Zig Jackson photographs
Published by University of Oregon Libraries
Zig Jackson (b.1957- ) is a Native artist and photographer who grew up on the Fort Berthold Indian Reservation in North Dakota. He is an enrolled member of the Three Affiliated Tribes (Mandan, Hidatsa, and Arikara) whose work includes portraiture and documentary photography depicting traditional indigenous culture.
This collection (1990-2009) contains 89 black and white prints taken at Indian reservations and other regions across the United States. The prints feature documentary photography of contemporary Native American communities and events, and offer commentary on Indian identity, land rights, sovereignty, representation, and tribal traditions.
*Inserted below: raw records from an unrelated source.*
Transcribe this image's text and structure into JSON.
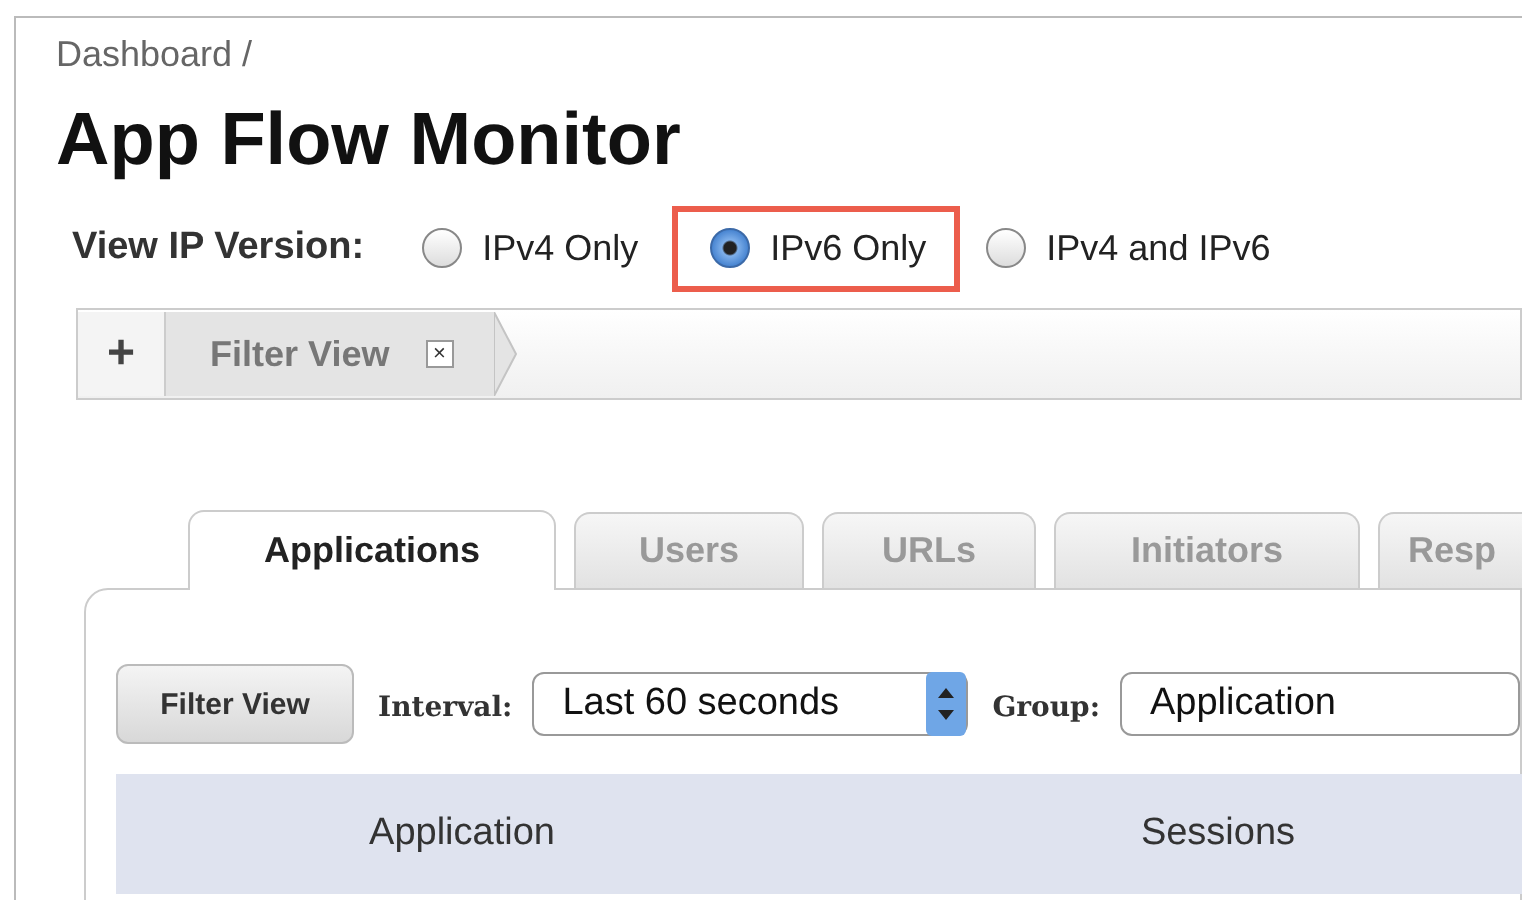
{
  "breadcrumb": "Dashboard /",
  "title": "App Flow Monitor",
  "ip_version": {
    "label": "View IP Version:",
    "options": [
      {
        "label": "IPv4 Only",
        "selected": false
      },
      {
        "label": "IPv6 Only",
        "selected": true
      },
      {
        "label": "IPv4 and IPv6",
        "selected": false
      }
    ]
  },
  "filter_bar": {
    "add": "+",
    "tab": "Filter View",
    "close": "×"
  },
  "tabs": [
    {
      "label": "Applications",
      "selected": true
    },
    {
      "label": "Users",
      "selected": false
    },
    {
      "label": "URLs",
      "selected": false
    },
    {
      "label": "Initiators",
      "selected": false
    },
    {
      "label": "Resp",
      "selected": false
    }
  ],
  "toolbar": {
    "filter_button": "Filter View",
    "interval_label": "Interval:",
    "interval": "Last 60 seconds",
    "group_label": "Group:",
    "group": "Application"
  },
  "table": {
    "columns": [
      "Application",
      "Sessions"
    ]
  }
}
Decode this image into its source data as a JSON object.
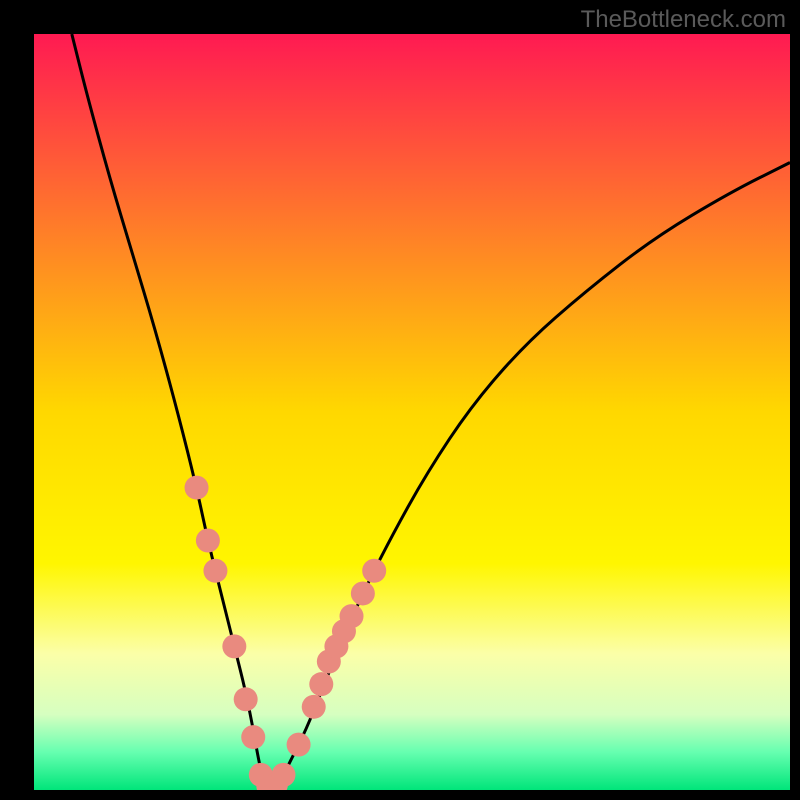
{
  "watermark": "TheBottleneck.com",
  "chart_data": {
    "type": "line",
    "title": "",
    "xlabel": "",
    "ylabel": "",
    "xlim": [
      0,
      100
    ],
    "ylim": [
      0,
      100
    ],
    "background_gradient": [
      {
        "pos": 0.0,
        "color": "#ff1a52"
      },
      {
        "pos": 0.25,
        "color": "#ff7a2a"
      },
      {
        "pos": 0.5,
        "color": "#ffd800"
      },
      {
        "pos": 0.7,
        "color": "#fff600"
      },
      {
        "pos": 0.82,
        "color": "#fbffa8"
      },
      {
        "pos": 0.9,
        "color": "#d6ffc0"
      },
      {
        "pos": 0.95,
        "color": "#66ffb0"
      },
      {
        "pos": 1.0,
        "color": "#00e57a"
      }
    ],
    "series": [
      {
        "name": "bottleneck-curve",
        "x": [
          5,
          7,
          10,
          13,
          16,
          19,
          21.5,
          23,
          25,
          26.5,
          28,
          29,
          29.7,
          30.3,
          31,
          31.5,
          32,
          33,
          34,
          36,
          38,
          40,
          43,
          47,
          52,
          58,
          65,
          73,
          82,
          92,
          100
        ],
        "y": [
          100,
          92,
          81,
          71,
          61,
          50,
          40,
          33,
          25,
          19,
          13,
          8,
          4,
          1.5,
          0.5,
          0.5,
          1,
          2,
          4,
          8,
          13,
          18,
          25,
          33,
          42,
          51,
          59,
          66,
          73,
          79,
          83
        ]
      }
    ],
    "markers": [
      {
        "x": 21.5,
        "y": 40,
        "r": 1.6
      },
      {
        "x": 23.0,
        "y": 33,
        "r": 1.6
      },
      {
        "x": 24.0,
        "y": 29,
        "r": 1.6
      },
      {
        "x": 26.5,
        "y": 19,
        "r": 1.6
      },
      {
        "x": 28.0,
        "y": 12,
        "r": 1.6
      },
      {
        "x": 29.0,
        "y": 7,
        "r": 1.6
      },
      {
        "x": 30.0,
        "y": 2,
        "r": 1.6
      },
      {
        "x": 31.0,
        "y": 0.5,
        "r": 1.6
      },
      {
        "x": 32.0,
        "y": 0.7,
        "r": 1.6
      },
      {
        "x": 33.0,
        "y": 2,
        "r": 1.6
      },
      {
        "x": 35.0,
        "y": 6,
        "r": 1.6
      },
      {
        "x": 37.0,
        "y": 11,
        "r": 1.6
      },
      {
        "x": 38.0,
        "y": 14,
        "r": 1.6
      },
      {
        "x": 39.0,
        "y": 17,
        "r": 1.6
      },
      {
        "x": 40.0,
        "y": 19,
        "r": 1.6
      },
      {
        "x": 41.0,
        "y": 21,
        "r": 1.6
      },
      {
        "x": 42.0,
        "y": 23,
        "r": 1.6
      },
      {
        "x": 43.5,
        "y": 26,
        "r": 1.6
      },
      {
        "x": 45.0,
        "y": 29,
        "r": 1.6
      }
    ],
    "marker_color": "#e98a7f",
    "curve_color": "#000000"
  }
}
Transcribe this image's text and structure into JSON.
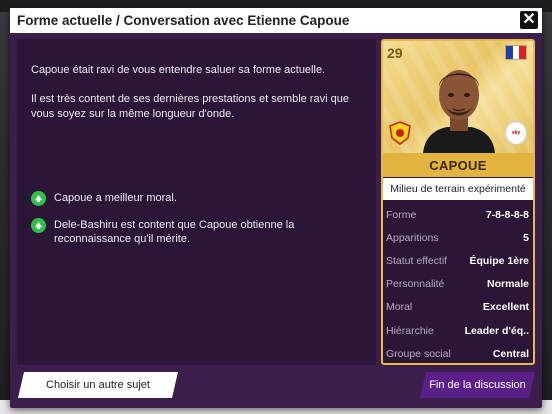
{
  "dialog": {
    "title": "Forme actuelle / Conversation avec Etienne Capoue",
    "close_icon": "close-icon"
  },
  "message": {
    "paragraph1": "Capoue était ravi de vous entendre saluer sa forme actuelle.",
    "paragraph2": "Il est très content de ses dernières prestations et semble ravi que vous soyez sur la même longueur d'onde.",
    "outcomes": [
      {
        "icon": "arrow-up-icon",
        "text": "Capoue a meilleur moral."
      },
      {
        "icon": "arrow-up-icon",
        "text": "Dele-Bashiru est content que Capoue obtienne la reconnaissance qu'il mérite."
      }
    ]
  },
  "player": {
    "age": "29",
    "nationality_flag": "france-flag-icon",
    "name": "CAPOUE",
    "role": "Milieu de terrain expérimenté",
    "stats": [
      {
        "label": "Forme",
        "value": "7-8-8-8-8"
      },
      {
        "label": "Apparitions",
        "value": "5"
      },
      {
        "label": "Statut effectif",
        "value": "Équipe 1ère"
      },
      {
        "label": "Personnalité",
        "value": "Normale"
      },
      {
        "label": "Moral",
        "value": "Excellent"
      },
      {
        "label": "Hiérarchie",
        "value": "Leader d'éq.."
      },
      {
        "label": "Groupe social",
        "value": "Central"
      }
    ]
  },
  "colors": {
    "dialog_bg": "#3b1e4c",
    "panel_bg": "#2c1638",
    "accent_gold": "#e3b340",
    "positive_green": "#2fc24a",
    "primary_button": "#5b1f8a"
  },
  "actions": {
    "left_button": "Choisir un autre sujet",
    "right_button": "Fin de la discussion"
  }
}
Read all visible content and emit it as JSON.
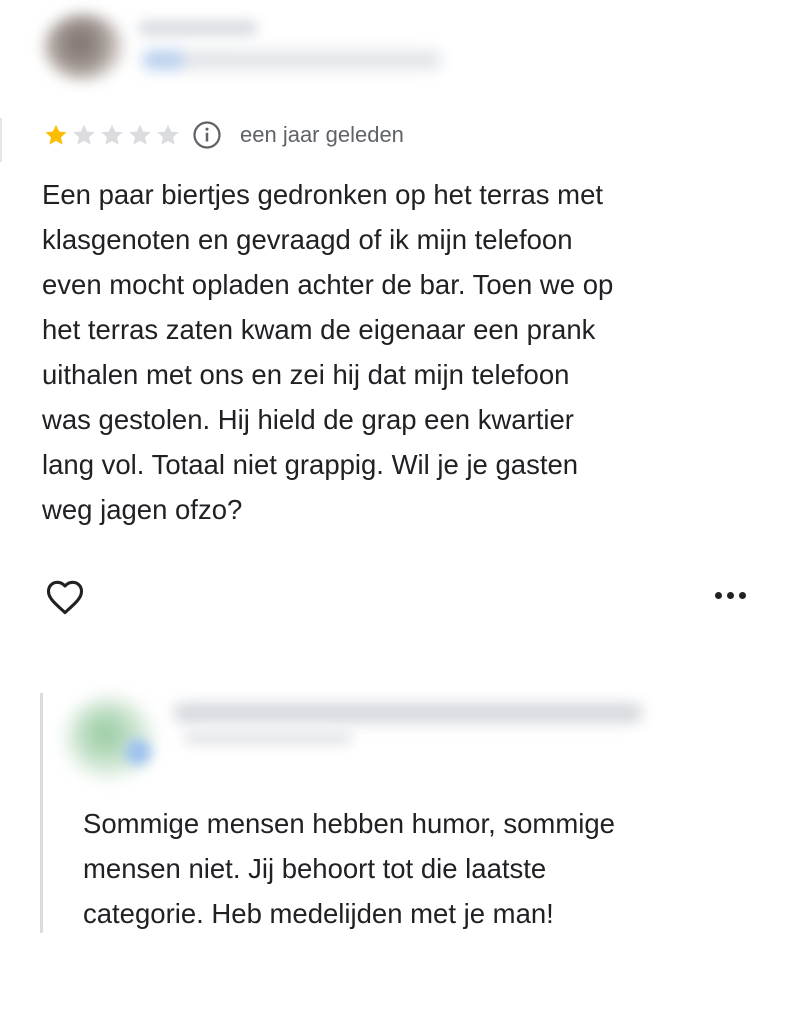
{
  "review": {
    "rating": 1,
    "max_rating": 5,
    "time_ago": "een jaar geleden",
    "text": "Een paar biertjes gedronken op het terras met\nklasgenoten en gevraagd of ik mijn telefoon\neven mocht opladen achter de bar. Toen we op\nhet terras zaten kwam de eigenaar een prank\nuithalen met ons en zei hij dat mijn telefoon\nwas gestolen. Hij hield de grap een kwartier\nlang vol. Totaal niet grappig. Wil je je gasten\nweg jagen ofzo?"
  },
  "reply": {
    "text": "Sommige mensen hebben humor, sommige\nmensen niet. Jij behoort tot die laatste\ncategorie. Heb medelijden met je man!"
  },
  "icons": {
    "star_filled": "star-filled-icon",
    "star_empty": "star-empty-icon",
    "info": "info-icon",
    "like": "heart-outline-icon",
    "more": "more-horizontal-icon"
  },
  "colors": {
    "star_filled": "#fbbc04",
    "star_empty": "#dadce0",
    "text_primary": "#202124",
    "text_secondary": "#5f6368",
    "reply_border": "#dadce0"
  }
}
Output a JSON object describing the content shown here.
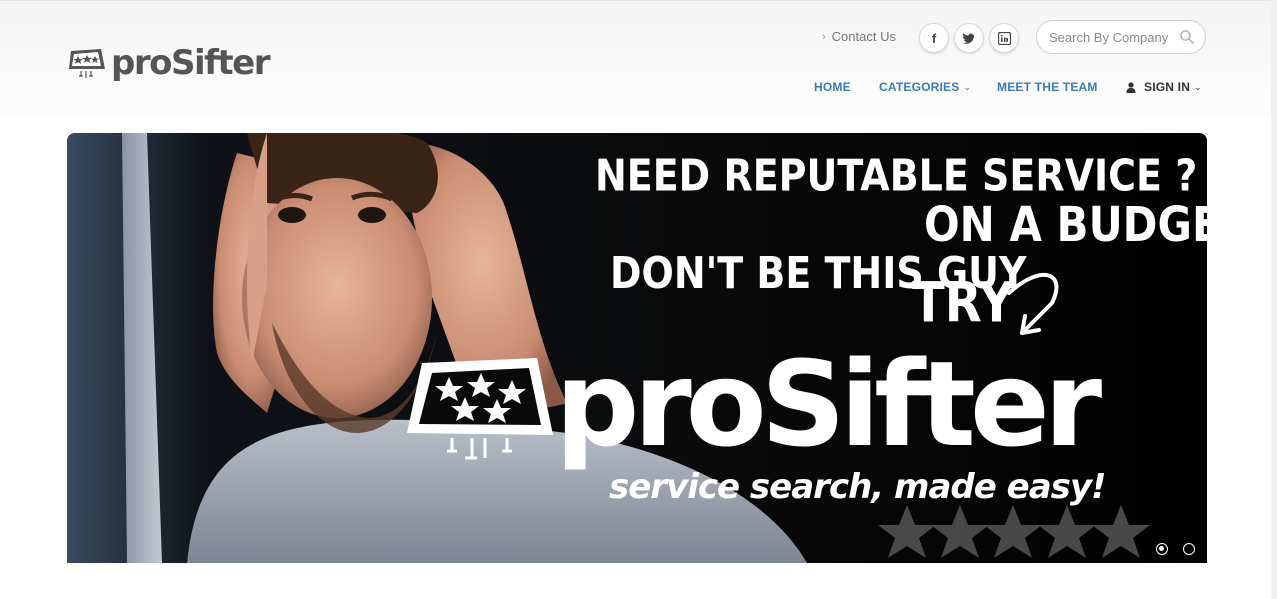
{
  "brand": {
    "name": "proSifter"
  },
  "header": {
    "contact_label": "Contact Us",
    "social": [
      {
        "name": "facebook",
        "glyph": "f"
      },
      {
        "name": "twitter",
        "glyph": "t"
      },
      {
        "name": "linkedin",
        "glyph": "in"
      }
    ],
    "search": {
      "placeholder": "Search By Company"
    }
  },
  "nav": {
    "items": [
      {
        "label": "HOME"
      },
      {
        "label": "CATEGORIES"
      },
      {
        "label": "MEET THE TEAM"
      },
      {
        "label": "SIGN IN"
      }
    ]
  },
  "hero": {
    "line1": "NEED REPUTABLE SERVICE ?",
    "line2": "ON A BUDGET ?",
    "line3": "DON'T BE THIS GUY",
    "line4": "TRY",
    "brand": "proSifter",
    "tagline": "service search, made easy!",
    "slides": 2,
    "active_slide": 1
  },
  "section": {
    "heading": ""
  },
  "colors": {
    "nav_link": "#3b7bb4",
    "nav_dark": "#333333",
    "logo": "#555555"
  }
}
Prints show Native American ceremonies, Indian reservations, sacred sites, lodges, monuments, tourism, souvenir booths, food stands, road signs, government buildings, and urban areas.
As an indigenous artist, Jackson uses photography to document the ever-changing landscape of contemporary Native America—from city to reservation to casino to oil country—and deconstruct the common myths and misconceptions that persist to the present day. Although people are inundated with images of Native Americans in the media and consumer society, Jackson observes that Indians still remain a mystery to mainstream America. Many continue to see Native Americans as “a people forgotten by time”—the Noble Savage,” stoic warrior, buckskin-clad maiden, or all-knowing shaman. Jackson’s images reveal a far different reality—one of a people in transition, at once struggling and thriving in the midst of a constantly changing technological world.